The Central Asia Regional Economic Cooperation, or CAREC, program is helping countries in the region link rail systems by upgrading infrastructure and tackling complex commercial and legal challenges. #LetsBuildAsia
In Central and West Asia, most exports flow to the European Union or the People’s Republic of China. Trade between countries in the region is also robust. Import figures tell a similar story.
The countries that make up the Central Asia Regional Economic Cooperation (CAREC) program want rail to be a mode of choice for trade. They want to build a rail network that is quick, efficient, accessible for customers, and easy to use throughout the region.
An integrated railway system can boost trade
“Regional cooperation in railway development can contribute to increased interregional and intraregional trade in the subregion,” according to a railway strategy for the region, Unlocking the Potential of Railways: A Railway Strategy for CAREC, 2017–2030.
“There is common recognition by member countries, industry, and the general public of the benefits that an integrated CAREC railway system can deliver: expanding trade and improving economic development of CAREC economies.”
“Railway development is a long-term undertaking and by adopting this strategy the CAREC countries have shown their commitment to making it happen.”

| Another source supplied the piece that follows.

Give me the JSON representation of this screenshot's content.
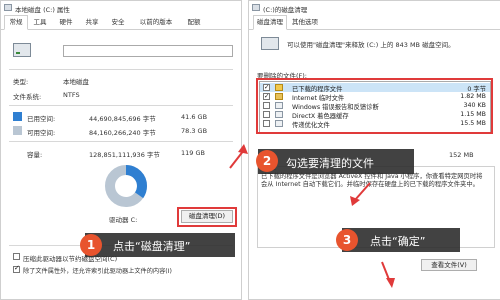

The CAREC program, which brings together Afghanistan, Azerbaijan, the People’s Republic of China, Georgia, Kazakhstan, the Kyrgyz Republic, Mongolia, Pakistan, Tajikistan, Turkmenistan, and Uzbekistan, has supported growing trade and connectivity in the region since 2002. More than $22 billion has been invested in recent years to upgrade a 24,000-kilometer road transport corridor system that links the CAREC countries and connects them to external markets.
The program is now setting its focus on railway development to further improve trade and transport efficiency.
Matching rail networks to trade patterns
“Currently about 25,000 kilometers of main railway corridors in and outside the CAREC region connect the countries within the region,” the strategy states. “However, the existing rail network does not necessarily match the changing trade patterns it is meant to serve. Growing export and import activity with the People’s Republic of China and Europe are not currently being served.”
To modernize their transport systems, it is estimated that countries in the CAREC region need to spend about 2%–3% of gross domestic product for development and maintenance of existing assets.
The strategy outlines six designated rail corridors and details $38 billion in investments needed to upgrade the region’s rail system. This includes the need to build an additional 7,200 kilometers of rail line to fill in missing links that will make the system regionally inter-connected.
There are other challenges as well.
Establishing commercial, legal arrangements
“While limitations in infrastructure cause some bottlenecks along CAREC transport routes, commercial limitations, political conflicts, and inefficient institutional arrangements create bottlenecks, too, making transit trade more difficult,” notes the strategy. “These also need to be addressed for the rail sector to achieve its potential and attract new trade flows, enabling regional economic growth.”
One key issue is the difficulty in conducting commercial transactions for international freight movements. Such arrangements often require dealing with several different railway operators for a single international shipment.
Governments in the region are committed to making it easier and more efficient to use rail transport. They are working on improvements in a range of areas including paying tariffs, making pre-payment arrangements with multiple railways, finding freight wagons, handling customs issues, making security arrangements, tracking shipments, making claims for loss and damage, and arranging for final delivery options.
“The development of a range of commercial responses to these complex and overlapping problems can make rail transport more comprehensible and easier to arrange,” states the strategy.
There is also a host of legal challenges associated with integrating Central Asia’s rail systems.
Moving from landlocked to land-linked
“Railways across the CAREC region are organized in many different ways—some as government departments, some with their own railway ministry, and several have restructured the national railway into a state-owned company,” the strategy states. “Often, many different laws define and regulate various components of the rail sector.”
Countries in Central Asia are working together to address these myriad complex challenges by using Unlocking the Potential of Railways: A Railway Strategy for CAREC, 2017–2030 as a blueprint, says Ko Sakamoto, a transport specialist at the Asian Development Bank who coordinates the CAREC transport committee.
“Railways have the potential to transform the region from being landlocked into being land-linked,” says Sakamoto. “Railway development is a long-term undertaking and by adopting this strategy the CAREC countries have shown their commitment to making it happen.”Stay up to date Subscribe to our newsletter and get the latest issues, news, events, jobs and data in your e-mail inbox.